If you are a candidate for liver transplantation, you will be listed in the national database maintained by the United Network for Organ Sharing (UNOS). UNOS wait times are based on many factors, including blood type, the size of the donor’s liver, body size, geographical distance from the donor, and your MELD (Model for End-Stage Liver Disease) score.
What Does My MELD Score Mean?
The score is based on blood tests that measure:
- Kidney function (creatinine)
- Liver function (bilirubin)
- Blood clotting time (international normalized ratio or INR)
- Sodium level
MELD scores range from 6 to 40; the higher the score, the greater your need for a liver and the higher your place on the waitlist. When a donor liver becomes available, it is offered to the sickest person on the list who matches the donor’s characteristics like body size and blood type and is geographically closest to the donor. If the liver is not a good match for that person, it is offered to the next person on the list until it is accepted.
Starting in July 2023, MELD 3.0 adds both current sex and albumin levels to the MELD score calculation.
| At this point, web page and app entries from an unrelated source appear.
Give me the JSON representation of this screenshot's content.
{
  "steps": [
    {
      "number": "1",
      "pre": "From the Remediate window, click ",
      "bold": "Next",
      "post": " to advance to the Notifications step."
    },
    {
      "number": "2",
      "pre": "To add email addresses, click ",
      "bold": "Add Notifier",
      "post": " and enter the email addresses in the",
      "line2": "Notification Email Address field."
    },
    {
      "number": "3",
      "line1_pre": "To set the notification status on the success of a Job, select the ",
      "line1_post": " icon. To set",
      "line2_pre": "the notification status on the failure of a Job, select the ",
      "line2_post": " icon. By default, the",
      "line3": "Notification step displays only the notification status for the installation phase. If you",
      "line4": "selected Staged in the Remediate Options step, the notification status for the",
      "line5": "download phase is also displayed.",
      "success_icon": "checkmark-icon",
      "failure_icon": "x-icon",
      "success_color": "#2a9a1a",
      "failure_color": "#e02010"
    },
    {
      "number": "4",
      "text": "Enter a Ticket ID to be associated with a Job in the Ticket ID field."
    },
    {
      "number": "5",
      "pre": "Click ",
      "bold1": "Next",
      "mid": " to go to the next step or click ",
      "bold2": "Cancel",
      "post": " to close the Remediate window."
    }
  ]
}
MELD 3.0 has been shown to better predict who needs a liver transplant first and addresses disparities between men and women.